Communications major Edina Oestreicher ’90 (CLAS) returned to campus last June as the executive director of UConn Hillel, the Center for Jewish Student Life. Starting a new job in the midst of a pandemic was challenging, she admits, but telecommuting has not kept her from collaborating with students, staff, and faculty on innovative programming that’s been keeping the Jewish community on campus engaged. And, she says, she’s had more time to read without the hour-plus commute from her home in Orange, Connecticut. Oestreicher usually has one fiction and one nonfiction book going simultaneously.
Illustration by Kyle Hilton
“The Namesake” by Jhumpa Lahiri
I love Jhumpa Lahiri’s work and so enjoyed this story of the Indian immigrant experience in the U.S. Lahiri paints a vivid picture of the challenges and aspirations faced by immigrants and the accompanying, often burdensome, familial expectations.
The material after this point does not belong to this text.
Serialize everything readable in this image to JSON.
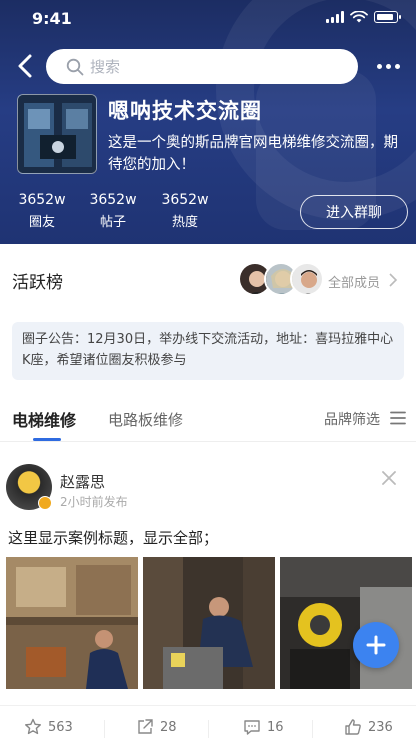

Her story of identity and family made me think what it must be like for people to live so far from home and continually yearn for their native culture. I highly recommend her short story collection “Interpreter of Maladies” too.
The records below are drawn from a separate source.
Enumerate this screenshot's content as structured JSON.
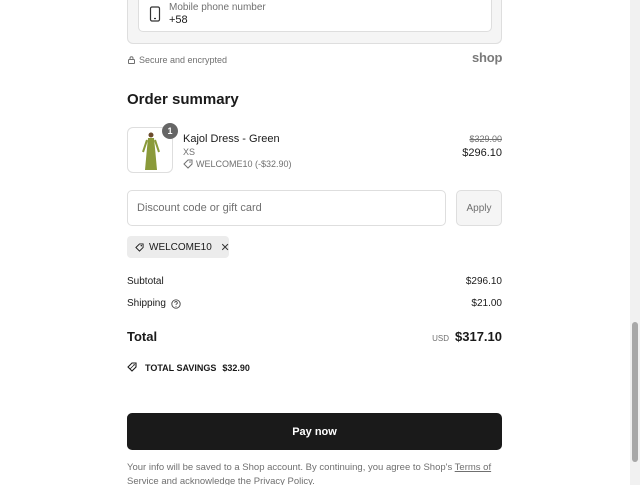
{
  "contact": {
    "phone_label": "Mobile phone number",
    "phone_value": "+58",
    "secure_text": "Secure and encrypted",
    "shop_logo": "shop"
  },
  "summary": {
    "title": "Order summary",
    "item": {
      "quantity": "1",
      "name": "Kajol Dress - Green",
      "variant": "XS",
      "discount_label": "WELCOME10 (-$32.90)",
      "original_price": "$329.00",
      "price": "$296.10",
      "image_color": "#8a9a3a"
    },
    "discount_placeholder": "Discount code or gift card",
    "apply_label": "Apply",
    "applied_code": "WELCOME10",
    "subtotal_label": "Subtotal",
    "subtotal_value": "$296.10",
    "shipping_label": "Shipping",
    "shipping_value": "$21.00",
    "total_label": "Total",
    "total_currency": "USD",
    "total_value": "$317.10",
    "savings_label": "TOTAL SAVINGS",
    "savings_value": "$32.90"
  },
  "pay_button_label": "Pay now",
  "footer": {
    "text_before": "Your info will be saved to a Shop account. By continuing, you agree to Shop's ",
    "terms_link": "Terms of Service",
    "text_middle": " and acknowledge the ",
    "privacy_link": "Privacy Policy",
    "text_after": "."
  },
  "colors": {
    "primary_button": "#1a1a1a",
    "muted_text": "#707070",
    "border": "#dedede"
  }
}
“Israel: A Simple Guide to the Most Misunderstood Country on Earth” by Noa Tishby
I am finding this book incredibly informative, entertaining, and even-handed in helping me understand Israel’s history and present. There are so many conflicting opinions about Israel and this writer presents the facts in a very balanced way. I am excited to share it with students on UConn Hillel’s upcoming birthright trip to Israel (a free 10-day trip to Israel for all Jews between the ages of 18 and 32).
“Off the Road: A Modern-Day Walk Down the Pilgrim’s Route into Spain” by Jack Hitt
One of my passions is hiking, and high on my bucket list is to trek the 500-plus-mile Camino de Santiago pilgrimage route across Spain. I am planning on making the trek next summer and am excited to read Hitt’s travel memoir about the route’s history and the colorful pilgrims from around the globe that he meets along the way — including a one-legged hiker and a man who, according to the publisher’s blurb, “speaks no languages.”